You see, unlike SpeedGrade or After Effects, there is no real link between Prelude and Premiere. When you hit that “Send to Premiere”, it’s a bit fire and forget. Premiere has seemingly no idea where the data comes from, and Prelude doesn’t even look at what’s in the Premiere project. This has the following side effects:
- Because Prelude doesn’t know or care about the Premiere project’s structure, it will happily duplicate bins if you don’t send your clips in one go.
- Subclips sent to Premiere will forget who their parent is. This means that for instance that, in Premiere, you can’t make the subclip longer than what it was when you sent it from Prelude.
- In a similar fashion, editing the in and out points of a subclip in Prelude won’t translate to Premiere as there is no link between the two.
- For the same reason, clip markers won’t update either.
There’s one last issue, but that’s more a plain mistake than a design flaw: When you send a rough cut to Premiere, all the involved clips will be sent too, but without their bin hierarchy.
Basically, if you don’t use it the intended way, Prelude can take all you carefully organised clips and scatter them across the floor…
Most of my annoyances with the Prelude-Premiere relationship come from the fact that at that stage of the process, I’m probably using Prelude “wrong”. All the aforementioned behaviour points to the idea that Prelude is a stage in the pipeline that comes before Premiere, and that once you’ve crossed that bridge, you’re not coming back.
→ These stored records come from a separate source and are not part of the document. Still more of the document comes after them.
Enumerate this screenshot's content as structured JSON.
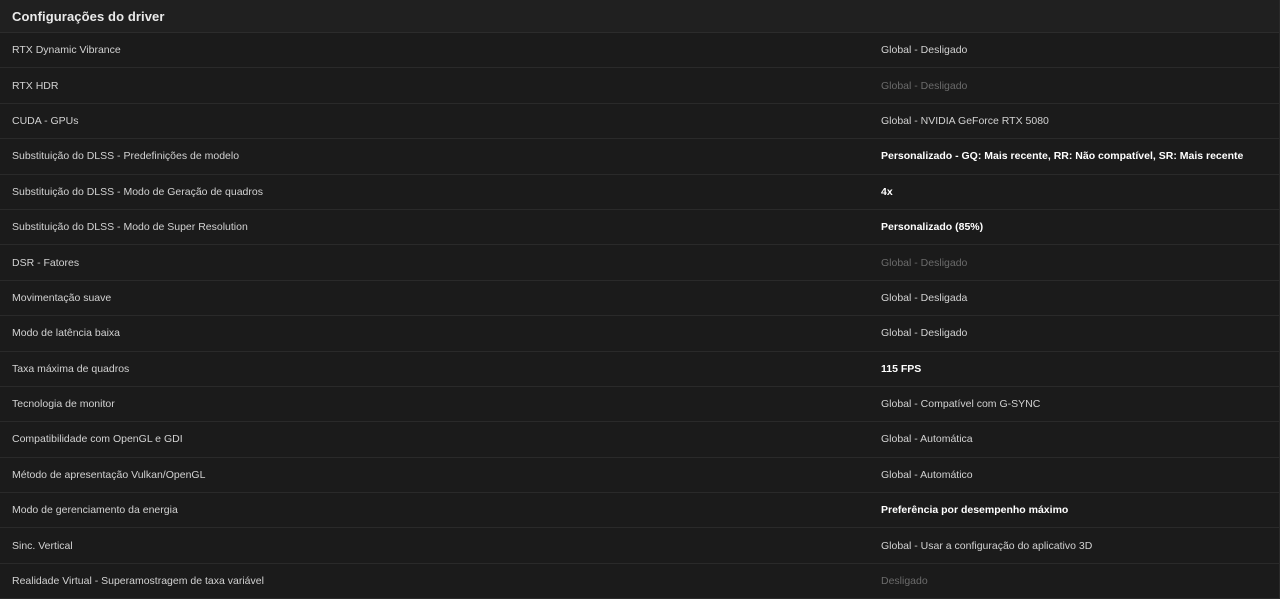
{
  "panel": {
    "title": "Configurações do driver"
  },
  "colors": {
    "background": "#1b1b1b",
    "header": "#202020",
    "divider": "#2a2a2a",
    "text": "#d2d2d2",
    "dim_text": "#6b6b6b",
    "bold_text": "#ffffff"
  },
  "rows": [
    {
      "label": "RTX Dynamic Vibrance",
      "value": "Global - Desligado",
      "style": "normal"
    },
    {
      "label": "RTX HDR",
      "value": "Global - Desligado",
      "style": "dim"
    },
    {
      "label": "CUDA - GPUs",
      "value": "Global - NVIDIA GeForce RTX 5080",
      "style": "normal"
    },
    {
      "label": "Substituição do DLSS - Predefinições de modelo",
      "value": "Personalizado - GQ: Mais recente, RR: Não compatível, SR: Mais recente",
      "style": "bold"
    },
    {
      "label": "Substituição do DLSS - Modo de Geração de quadros",
      "value": "4x",
      "style": "bold"
    },
    {
      "label": "Substituição do DLSS - Modo de Super Resolution",
      "value": "Personalizado (85%)",
      "style": "bold"
    },
    {
      "label": "DSR - Fatores",
      "value": "Global - Desligado",
      "style": "dim"
    },
    {
      "label": "Movimentação suave",
      "value": "Global - Desligada",
      "style": "normal"
    },
    {
      "label": "Modo de latência baixa",
      "value": "Global - Desligado",
      "style": "normal"
    },
    {
      "label": "Taxa máxima de quadros",
      "value": "115 FPS",
      "style": "bold"
    },
    {
      "label": "Tecnologia de monitor",
      "value": "Global - Compatível com G-SYNC",
      "style": "normal"
    },
    {
      "label": "Compatibilidade com OpenGL e GDI",
      "value": "Global - Automática",
      "style": "normal"
    },
    {
      "label": "Método de apresentação Vulkan/OpenGL",
      "value": "Global - Automático",
      "style": "normal"
    },
    {
      "label": "Modo de gerenciamento da energia",
      "value": "Preferência por desempenho máximo",
      "style": "bold"
    },
    {
      "label": "Sinc. Vertical",
      "value": "Global - Usar a configuração do aplicativo 3D",
      "style": "normal"
    },
    {
      "label": "Realidade Virtual - Superamostragem de taxa variável",
      "value": "Desligado",
      "style": "dim"
    }
  ]
}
When you consider that in bigger productions, the two applications will likely be used by two different people, you think “OK, fair enough”. But because you can send media to Premiere so easily and quickly, Prelude screams for being used side by side with Premiere.
I may have mentioned a bunch of issues throughout this series of posts, but it’s really a “tough love” kind of thing. I will keep using Prelude, because frankly, unless you’re dealing with a tiny number of files, I can’t see any reason not to use it if you have access to it. The file renaming on ingest alone makes it worth integrating into your workflow.